[Page and application data records]
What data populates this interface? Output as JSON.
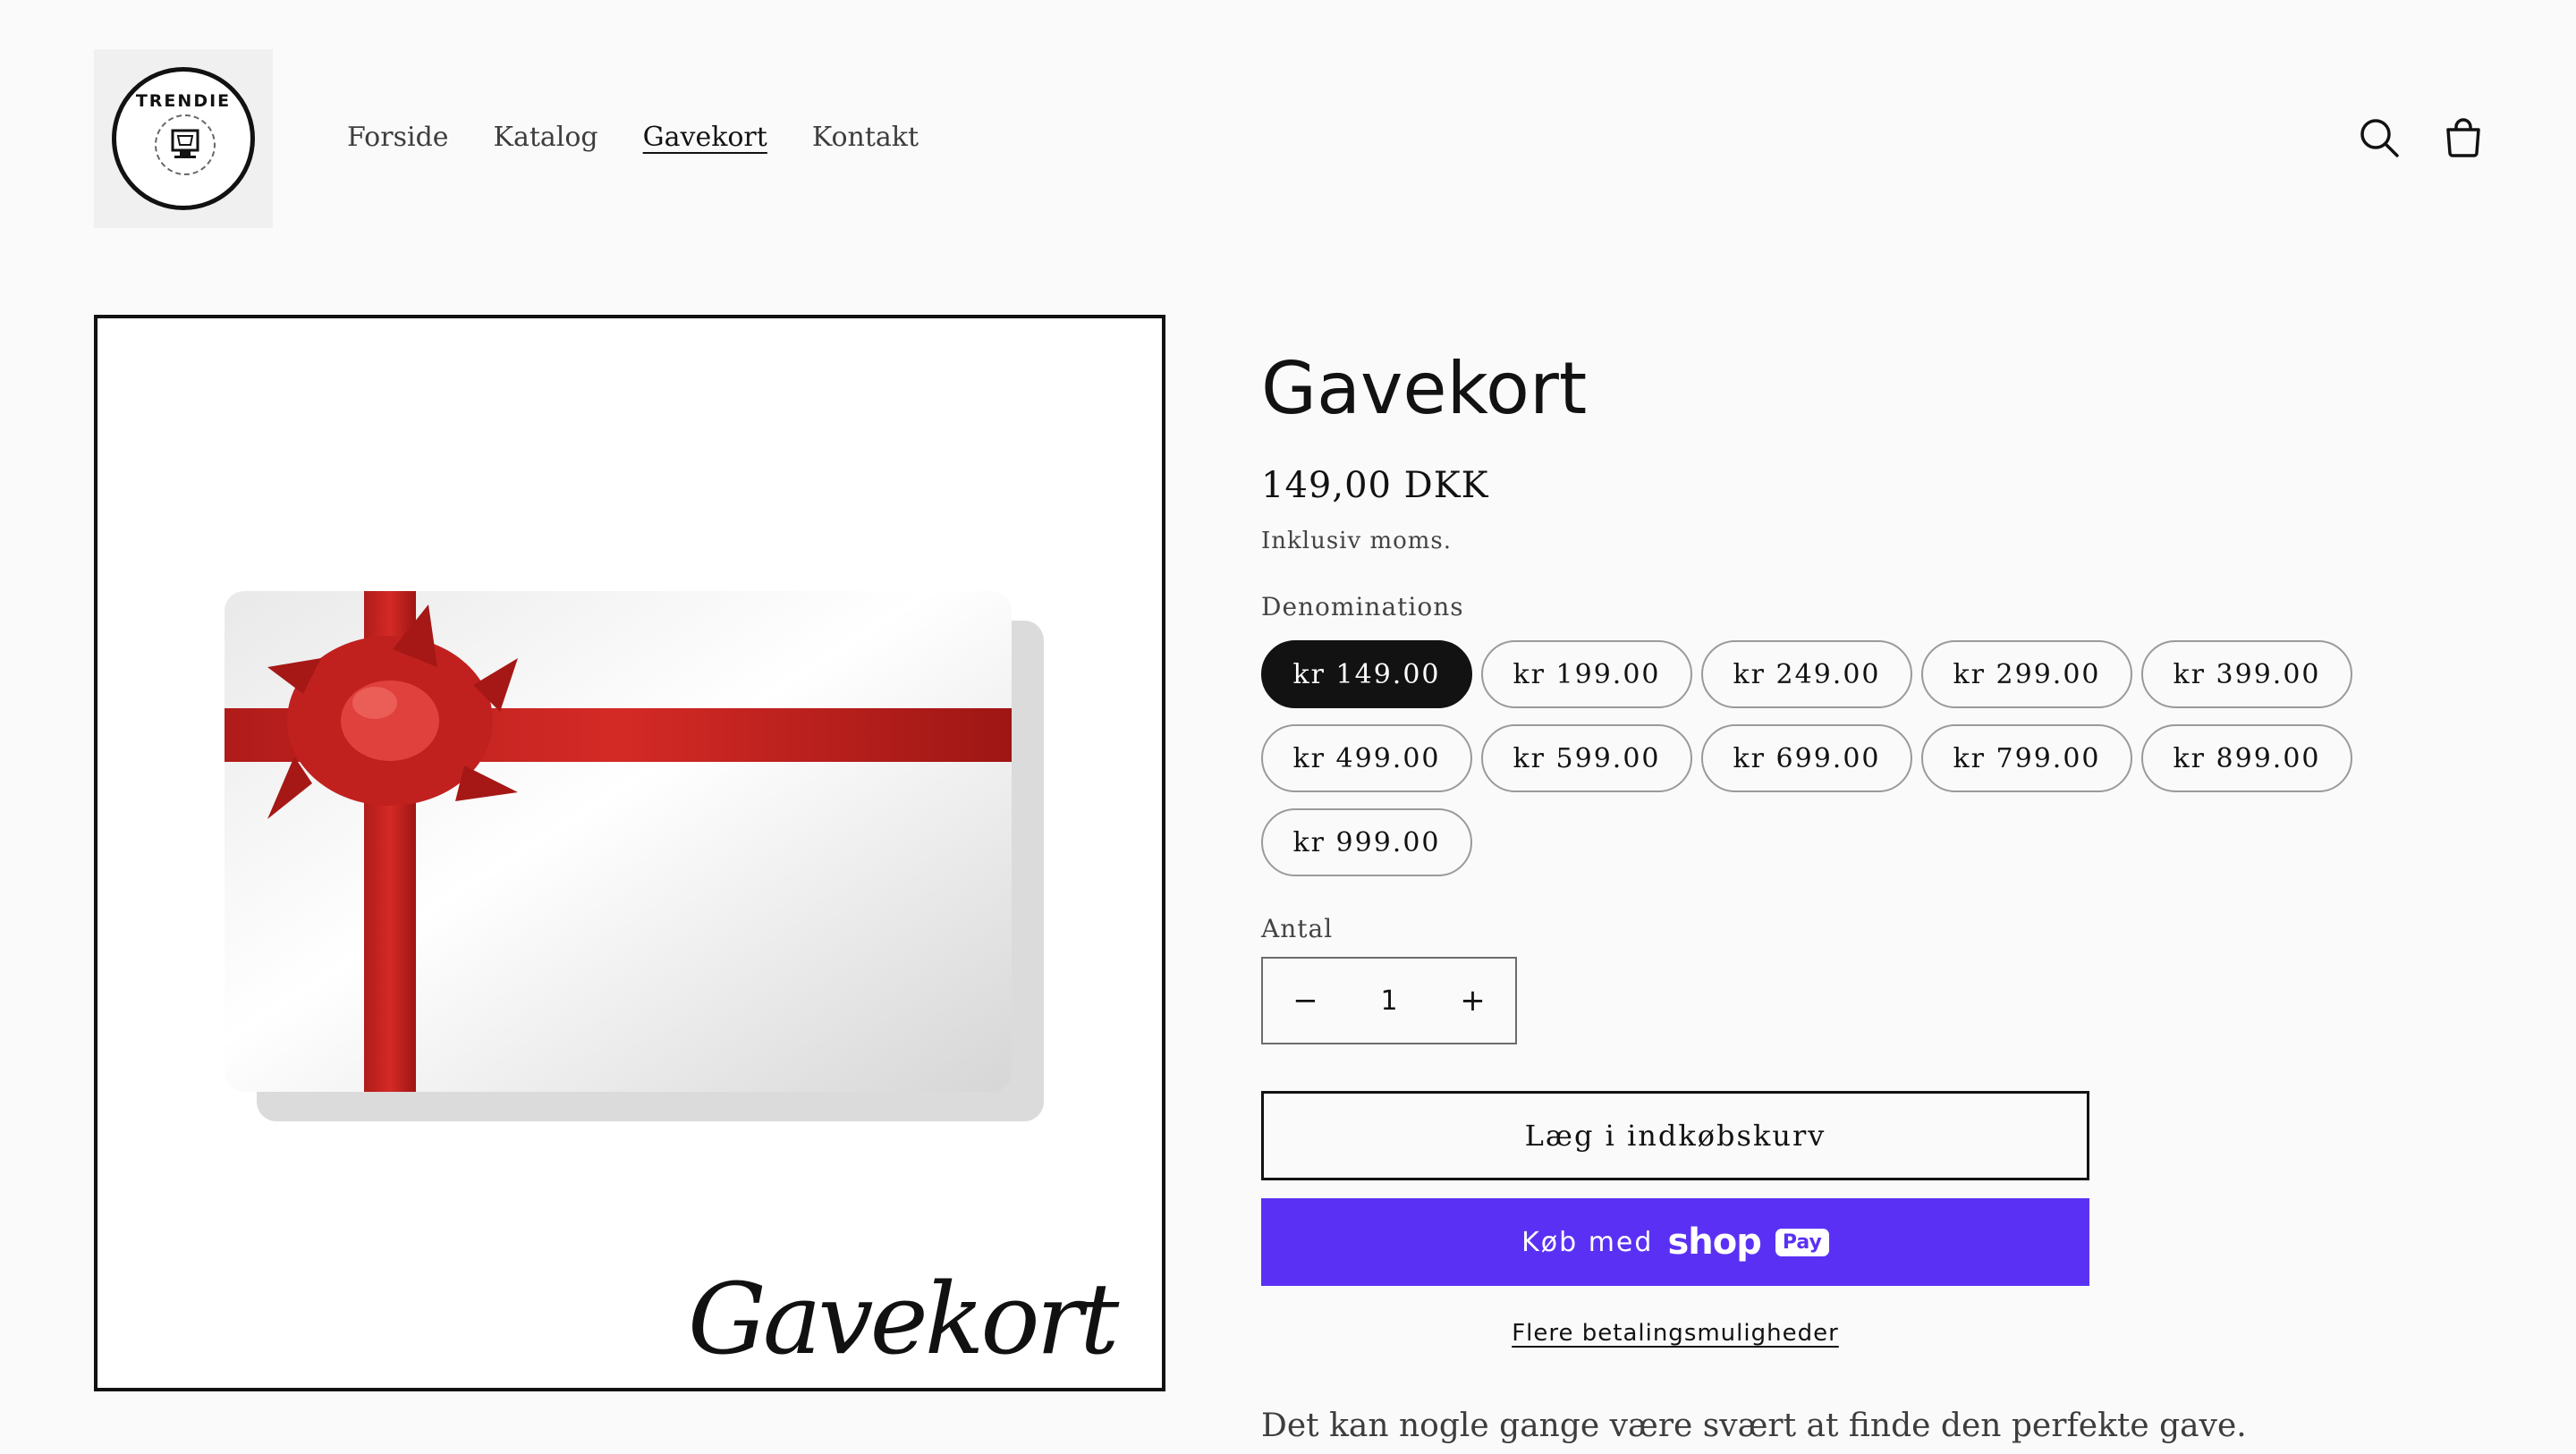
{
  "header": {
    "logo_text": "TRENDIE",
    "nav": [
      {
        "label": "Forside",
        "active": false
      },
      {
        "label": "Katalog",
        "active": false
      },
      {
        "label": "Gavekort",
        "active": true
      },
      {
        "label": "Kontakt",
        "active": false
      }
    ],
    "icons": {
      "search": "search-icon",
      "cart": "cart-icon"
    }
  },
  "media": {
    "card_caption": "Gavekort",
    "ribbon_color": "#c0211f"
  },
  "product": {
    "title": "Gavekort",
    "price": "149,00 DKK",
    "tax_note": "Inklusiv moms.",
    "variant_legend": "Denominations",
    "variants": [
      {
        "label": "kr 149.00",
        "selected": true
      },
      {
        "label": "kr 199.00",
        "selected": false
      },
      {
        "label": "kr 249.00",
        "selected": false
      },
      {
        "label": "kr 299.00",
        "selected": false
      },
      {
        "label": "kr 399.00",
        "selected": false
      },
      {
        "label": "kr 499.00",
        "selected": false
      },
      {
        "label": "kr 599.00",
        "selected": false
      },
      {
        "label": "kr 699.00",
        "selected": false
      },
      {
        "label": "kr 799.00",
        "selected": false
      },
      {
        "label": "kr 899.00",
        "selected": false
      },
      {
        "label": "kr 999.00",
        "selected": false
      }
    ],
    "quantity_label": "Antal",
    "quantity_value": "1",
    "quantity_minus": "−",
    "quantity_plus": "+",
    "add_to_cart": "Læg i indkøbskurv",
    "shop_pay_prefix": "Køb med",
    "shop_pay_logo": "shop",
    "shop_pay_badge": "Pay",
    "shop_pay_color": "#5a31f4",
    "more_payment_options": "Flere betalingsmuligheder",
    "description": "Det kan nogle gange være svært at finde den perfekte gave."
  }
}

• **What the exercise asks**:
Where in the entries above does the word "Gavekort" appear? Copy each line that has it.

• **Expected output**:
        "label": "Gavekort",
    "card_caption": "Gavekort",
    "title": "Gavekort",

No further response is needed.